DATASET ENTRIES.
—————

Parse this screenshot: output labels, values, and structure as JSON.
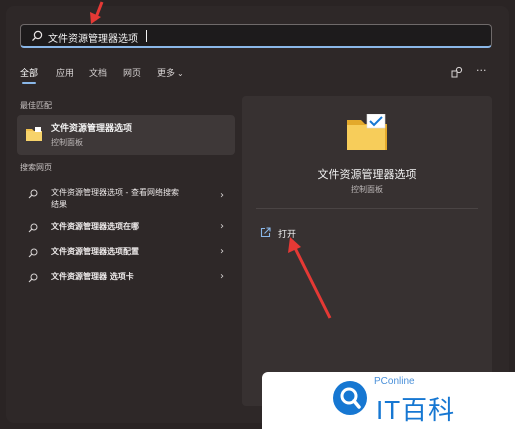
{
  "search": {
    "value": "文件资源管理器选项",
    "icon": "search-icon"
  },
  "tabs": [
    {
      "label": "全部"
    },
    {
      "label": "应用"
    },
    {
      "label": "文档"
    },
    {
      "label": "网页"
    },
    {
      "label": "更多"
    }
  ],
  "toolbar": {
    "share_icon": "share-icon",
    "more_icon": "more-icon",
    "more_glyph": "···"
  },
  "best_match": {
    "section": "最佳匹配",
    "title": "文件资源管理器选项",
    "subtitle": "控制面板"
  },
  "web": {
    "section": "搜索网页",
    "rows": [
      {
        "bold": "文件资源管理器选项",
        "rest": " - 查看网络搜索",
        "line2": "结果"
      },
      {
        "bold": "文件资源管理器选项在哪",
        "rest": "",
        "line2": ""
      },
      {
        "bold": "文件资源管理器选项配置",
        "rest": "",
        "line2": ""
      },
      {
        "bold": "文件资源管理器 选项卡",
        "rest": "",
        "line2": ""
      }
    ]
  },
  "detail": {
    "title": "文件资源管理器选项",
    "subtitle": "控制面板",
    "action": "打开"
  },
  "logo": {
    "brand": "PConline",
    "name": "IT百科"
  },
  "colors": {
    "accent": "#8ab7e8",
    "annotation": "#e53935",
    "brand": "#1677d2"
  }
}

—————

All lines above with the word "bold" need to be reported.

        "bold": "文件资源管理器选项",
        "bold": "文件资源管理器选项在哪",
        "bold": "文件资源管理器选项配置",
        "bold": "文件资源管理器 选项卡",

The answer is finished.